Noticing issues with the way your child walks or runs? Flat feet or a pigeon toed walk? Most of the time this can be related to their normal development. Children go through many years of joint rotations whilst they’re growing, so it is normal that they will go through periods of having flat feet, knock kneed and bow legged. But if they're complaining or growing pains, or joint and muscle pain, please bring them to have their joints and walking checked.
Does my child need orthotics or special shoes?
Depending on your child's problem, orthotics may be one treatment option. They are used to control movement that is causing pain and fit easily into current school shoes and joggers. Depending on the issue, stretching or strengthening exercises, strapping, padding and/or footwear advice may also be used.
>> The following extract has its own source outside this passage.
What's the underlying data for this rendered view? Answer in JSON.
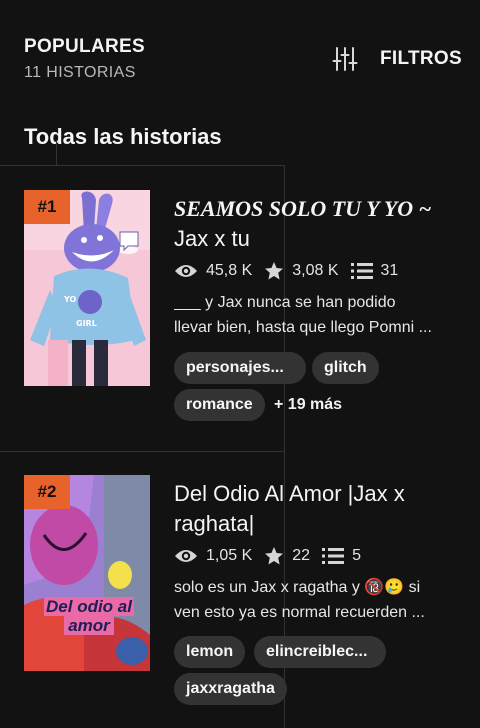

Nowadays it is very rare for children to be required to wear braces or orthopaedic shoes, unless a neurological or development problem has been diagnosed. Commercial shoes are so good these days that appropriate shoes are available from common retail outlets at reasonable prices.
What do I look for in a good shoe?
Always get your child's shoes fitted as their feet grow very quickly and same sizes vary between different brands. Shoes that are too large can cause tripping and too short cause pain. When your child is standing ensure the longest toe is a thumb width away from the end of the shoe to give enough room for growth
Look for shoe attributes rather than brand names, attributes include:
- Consider some kind of “fixation” device, so the foot is held into the shoe, e.g. laces, buckles or sandals with straps
- Buy a shoes for the activity, e.g. soccer boots for soccer and runners for school sport rather than having them in schools shoes
- Children need to be comfortable and allowed to develop properly, so excessively stiff shoes are not required
- Avoid backless slip on shoes / slides as they may make your child unstable
- High heels they have a poor effect on posture